As consequence, residential property prices have almost doubled from 2000 to 2014. In 2014, they were about 14% higher than they were in 2008 and last year, prices were 5.4% higher than in 2014. The trend is thus likely to continue if we do not manage to address the struggle on the supply side properly. Only, last week, Luxembourg was ranked 50th among 61 countries for its competitiveness in housing prices in the IMD World Competitiveness Yearbook 2016. That is far from brilliant.
Also, what lies in store for the 2,200 Brits working in Luxembourg and the roughly 500 British EU civil servants? What to expect for Luxembourg if other member states asked for a special deal? The list of questions goes on and on.
The bottom line is that a Brexit would weaken the EU as a whole. But rather than speculating about the degree of nastiness of the potential divorce, we should address the EU’s current shortcomings. Why has the EU become such a difficult sell? Avoiding British departure is good. But not good enough for an EU comeback: Rather than having a case for not leaving the EU, British nationals will need one for remaining an EU member state. That is the only way to avoid what is currently referred to as the “Brexit neverendum”, a further drifting away of the UK, even beyond the referendum. The British referendum can be a starting point for a more efficient questioning of the way the EU is run.
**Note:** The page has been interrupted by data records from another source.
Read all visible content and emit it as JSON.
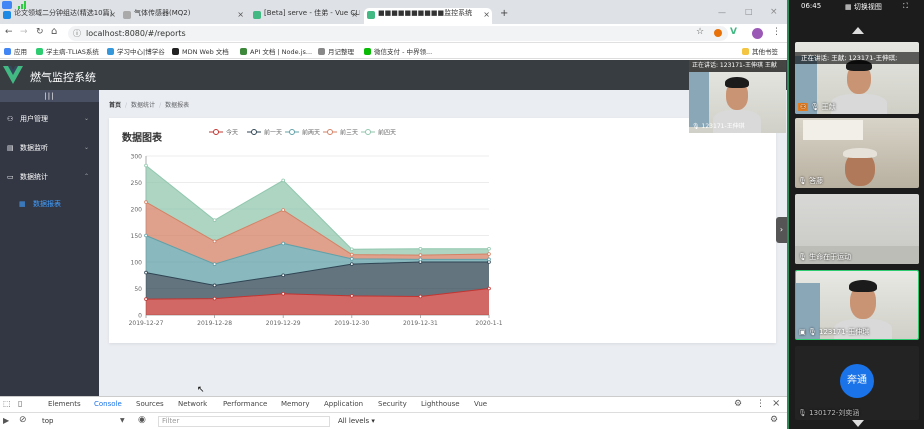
{
  "browser": {
    "tabs": [
      {
        "label": "论文领域二分钟组达(精选10篇)"
      },
      {
        "label": "气体传感器(MQ2)"
      },
      {
        "label": "[Beta] serve - 佳弟 - Vue CLI"
      },
      {
        "label": "■■■■■■■■■■监控系统"
      }
    ],
    "new_tab": "+",
    "url": "localhost:8080/#/reports",
    "bookmarks": [
      "应用",
      "学主病-TLIAS系统",
      "学习中心|博学谷",
      "MDN Web 文档",
      "API 文档 | Node.js...",
      "月记整理",
      "微信支付 - 中界领...",
      "其他书签"
    ]
  },
  "app": {
    "title": "燃气监控系统",
    "collapse_label": "|||",
    "menu": [
      {
        "label": "用户管理",
        "icon": "user-icon"
      },
      {
        "label": "数据监听",
        "icon": "document-icon"
      },
      {
        "label": "数据统计",
        "icon": "chat-icon"
      }
    ],
    "submenu_active": "数据报表",
    "breadcrumb": [
      "首页",
      "数据统计",
      "数据报表"
    ],
    "card_title": "数据图表"
  },
  "chart_data": {
    "type": "area",
    "title": "数据图表",
    "stacked": true,
    "categories": [
      "2019-12-27",
      "2019-12-28",
      "2019-12-29",
      "2019-12-30",
      "2019-12-31",
      "2020-1-1"
    ],
    "ylim": [
      0,
      300
    ],
    "yticks": [
      0,
      50,
      100,
      150,
      200,
      250,
      300
    ],
    "legend_position": "top-center",
    "series": [
      {
        "name": "今天",
        "color": "#c23531",
        "values": [
          30,
          31,
          40,
          36,
          35,
          50
        ]
      },
      {
        "name": "前一天",
        "color": "#2f4554",
        "values": [
          50,
          25,
          35,
          60,
          65,
          50
        ]
      },
      {
        "name": "前两天",
        "color": "#61a0a8",
        "values": [
          70,
          40,
          60,
          10,
          5,
          5
        ]
      },
      {
        "name": "前三天",
        "color": "#d48265",
        "values": [
          63,
          43,
          63,
          8,
          8,
          10
        ]
      },
      {
        "name": "前四天",
        "color": "#91c7ae",
        "values": [
          69,
          40,
          56,
          10,
          12,
          10
        ]
      }
    ]
  },
  "devtools": {
    "tabs": [
      "Elements",
      "Console",
      "Sources",
      "Network",
      "Performance",
      "Memory",
      "Application",
      "Security",
      "Lighthouse",
      "Vue"
    ],
    "active_tab": "Console",
    "context": "top",
    "filter_placeholder": "Filter",
    "levels": "All levels ▾"
  },
  "meeting": {
    "clock": "06:45",
    "switch_view": "切换视图",
    "speaking_banner": "正在讲话: 123171-王伸琪 王献",
    "floating_caption": "123171-王伸琪",
    "participants": [
      {
        "name": "正在讲话: 王献; 123171-王伸琪;"
      },
      {
        "name": "王献"
      },
      {
        "name": "答藤"
      },
      {
        "name": "生命在于运动"
      },
      {
        "name": "123171-王伸琪"
      },
      {
        "name": "130172-刘奕涵"
      }
    ],
    "avatar_text": "奔通"
  }
}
On 23 June 2016, Luxembourg will celebrate National Day. Hoping that the day will end on a European note…
(Cet article a aussi été publié sur l’édition en ligne du “The Guardian“)
 European Commission (2014) : Special Eurobarometer 415 “Europeans in 2014”
 A slightly different version of this article was published online by Guardian in its series “EU voices” including statements by each of the 27 EU states outside the UK to describe how they see the EU project in the run-up of the British referendum: http://www.theguardian.com/commentisfree/series/eu-voices.